**EXERCISE MATERIAL**
···

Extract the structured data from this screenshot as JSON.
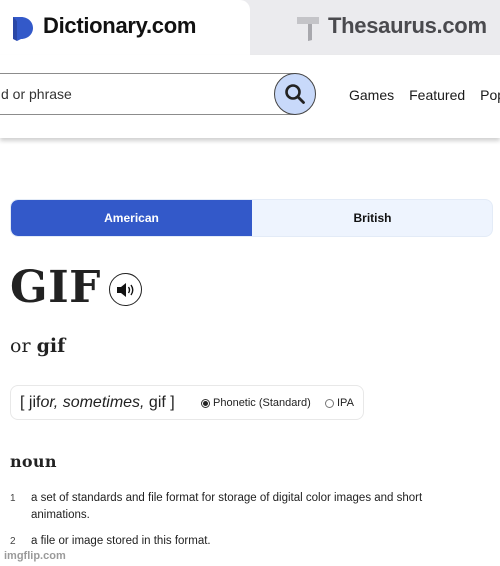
{
  "site_tabs": {
    "dictionary": {
      "label": "Dictionary.com",
      "icon": "dictionary-logo-icon",
      "brand_color": "#3359c9",
      "active": true
    },
    "thesaurus": {
      "label": "Thesaurus.com",
      "icon": "thesaurus-logo-icon",
      "active": false
    }
  },
  "search": {
    "placeholder": "d or phrase",
    "value": "",
    "button_icon": "search-icon"
  },
  "nav": {
    "items": [
      "Games",
      "Featured",
      "Pop"
    ]
  },
  "dialect_toggle": {
    "options": [
      "American",
      "British"
    ],
    "selected": "American",
    "accent": "#3359c9"
  },
  "entry": {
    "headword": "GIF",
    "audio_icon": "speaker-icon",
    "variant_prefix": "or",
    "variant": "gif",
    "pronunciation": {
      "open": "[ ",
      "part1": "jif",
      "part2_italic": "or, sometimes,",
      "part3": " gif",
      "close": " ]",
      "modes": [
        "Phonetic (Standard)",
        "IPA"
      ],
      "selected_mode": "Phonetic (Standard)"
    },
    "part_of_speech": "noun",
    "definitions": [
      {
        "number": "1",
        "text": "a set of standards and file format for storage of digital color images and short animations."
      },
      {
        "number": "2",
        "text": "a file or image stored in this format."
      }
    ]
  },
  "watermark": "imgflip.com"
}
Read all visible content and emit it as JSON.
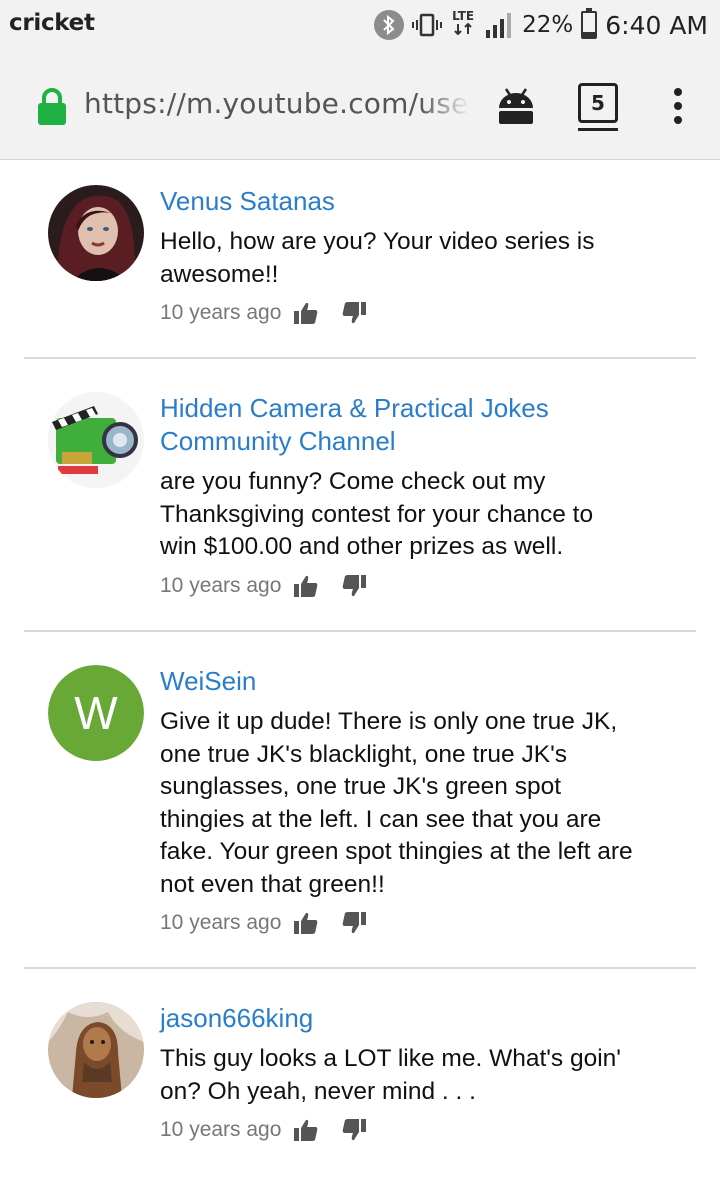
{
  "status_bar": {
    "carrier": "cricket",
    "network": "LTE",
    "battery_percent": "22%",
    "time": "6:40 AM",
    "icons": [
      "bluetooth-icon",
      "vibrate-icon",
      "lte-icon",
      "signal-icon",
      "battery-icon"
    ]
  },
  "browser": {
    "url": "https://m.youtube.com/user/",
    "tab_count": "5",
    "icons": [
      "lock-icon",
      "android-icon",
      "overflow-menu-icon"
    ]
  },
  "comments": [
    {
      "author": "Venus Satanas",
      "text": "Hello, how are you? Your video series is awesome!!",
      "time": "10 years ago"
    },
    {
      "author": "Hidden Camera & Practical Jokes Community Channel",
      "text": "are you funny? Come check out my Thanksgiving contest for your chance to win $100.00 and other prizes as well.",
      "time": "10 years ago"
    },
    {
      "author": "WeiSein",
      "avatar_letter": "W",
      "text": "Give it up dude! There is only one true JK, one true JK's blacklight, one true JK's sunglasses, one true JK's green spot thingies at the left. I can see that you are fake. Your green spot thingies at the left are not even that green!!",
      "time": "10 years ago"
    },
    {
      "author": "jason666king",
      "text": "This guy looks a LOT like me. What's goin' on? Oh yeah, never mind . . .",
      "time": "10 years ago"
    }
  ],
  "colors": {
    "author_link": "#2a7dcb",
    "lock_green": "#1fb141",
    "avatar_w_bg": "#67a836",
    "chrome_bg": "#f2f2f2"
  }
}
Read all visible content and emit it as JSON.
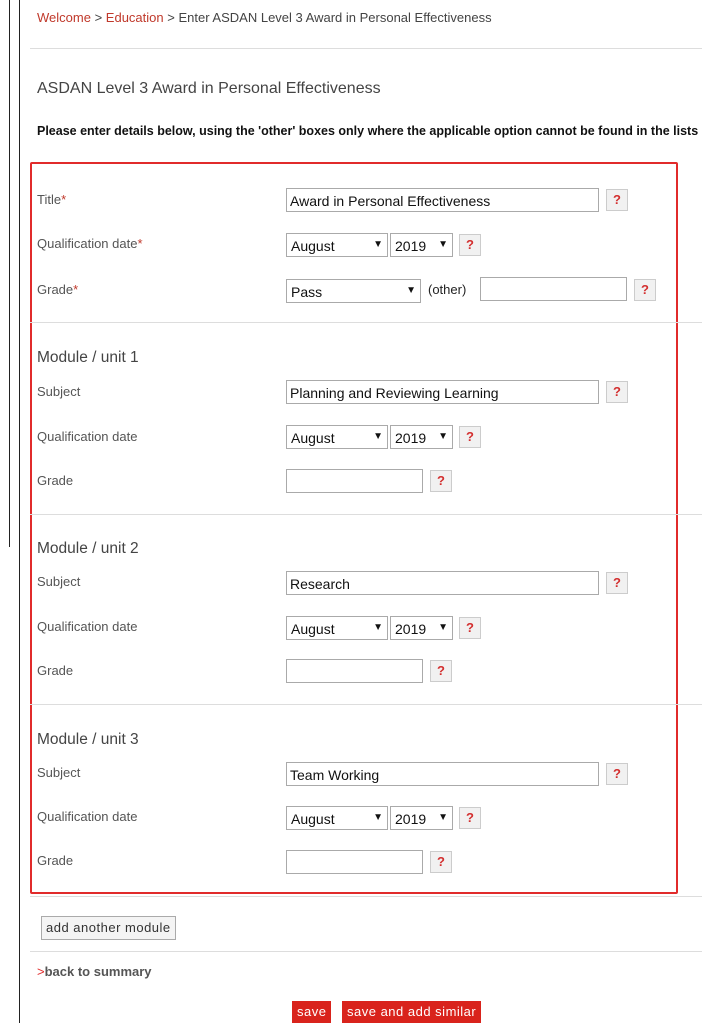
{
  "breadcrumb": {
    "home": "Welcome",
    "sep1": ">",
    "section": "Education",
    "sep2": ">",
    "current": "Enter ASDAN Level 3 Award in Personal Effectiveness"
  },
  "page_title": "ASDAN Level 3 Award in Personal Effectiveness",
  "instructions": "Please enter details below, using the 'other' boxes only where the applicable option cannot be found in the lists provided.",
  "main": {
    "title_label": "Title",
    "title_value": "Award in Personal Effectiveness",
    "qualdate_label": "Qualification date",
    "grade_label": "Grade",
    "required_marker": "*",
    "month": "August",
    "year": "2019",
    "grade_value": "Pass",
    "other_label": "(other)",
    "other_value": ""
  },
  "modules": [
    {
      "heading": "Module / unit 1",
      "subject_label": "Subject",
      "subject": "Planning and Reviewing Learning",
      "date_label": "Qualification date",
      "month": "August",
      "year": "2019",
      "grade_label": "Grade",
      "grade": ""
    },
    {
      "heading": "Module / unit 2",
      "subject_label": "Subject",
      "subject": "Research",
      "date_label": "Qualification date",
      "month": "August",
      "year": "2019",
      "grade_label": "Grade",
      "grade": ""
    },
    {
      "heading": "Module / unit 3",
      "subject_label": "Subject",
      "subject": "Team Working",
      "date_label": "Qualification date",
      "month": "August",
      "year": "2019",
      "grade_label": "Grade",
      "grade": ""
    }
  ],
  "help_glyph": "?",
  "dropdown_glyph": "▼",
  "add_module_label": "add another module",
  "back": {
    "chevron": ">",
    "label": "back to summary"
  },
  "save_label": "save",
  "save_similar_label": "save and add similar",
  "colors": {
    "accent": "#d9231c",
    "highlight_border": "#e12b2b",
    "link": "#c0392b"
  }
}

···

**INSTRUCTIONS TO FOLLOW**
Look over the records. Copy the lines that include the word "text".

**REPLY TO THE TASK**
        "text": "a set of standards and file format for storage of digital color images and short animations."
        "text": "a file or image stored in this format."
      "text": "Hello, how are you? Your video series is awesome!!",
      "text": "are you funny? Come check out my Thanksgiving contest for your chance to win $100.00 and other prizes as well.",
      "text": "Give it up dude! There is only one true JK, one true JK's blacklight, one true JK's sunglasses, one true JK's green spot thingies at the left. I can see that you are fake. Your green spot thingies at the left are not even that green!!",
      "text": "This guy looks a LOT like me. What's goin' on? Oh yeah, never mind . . .",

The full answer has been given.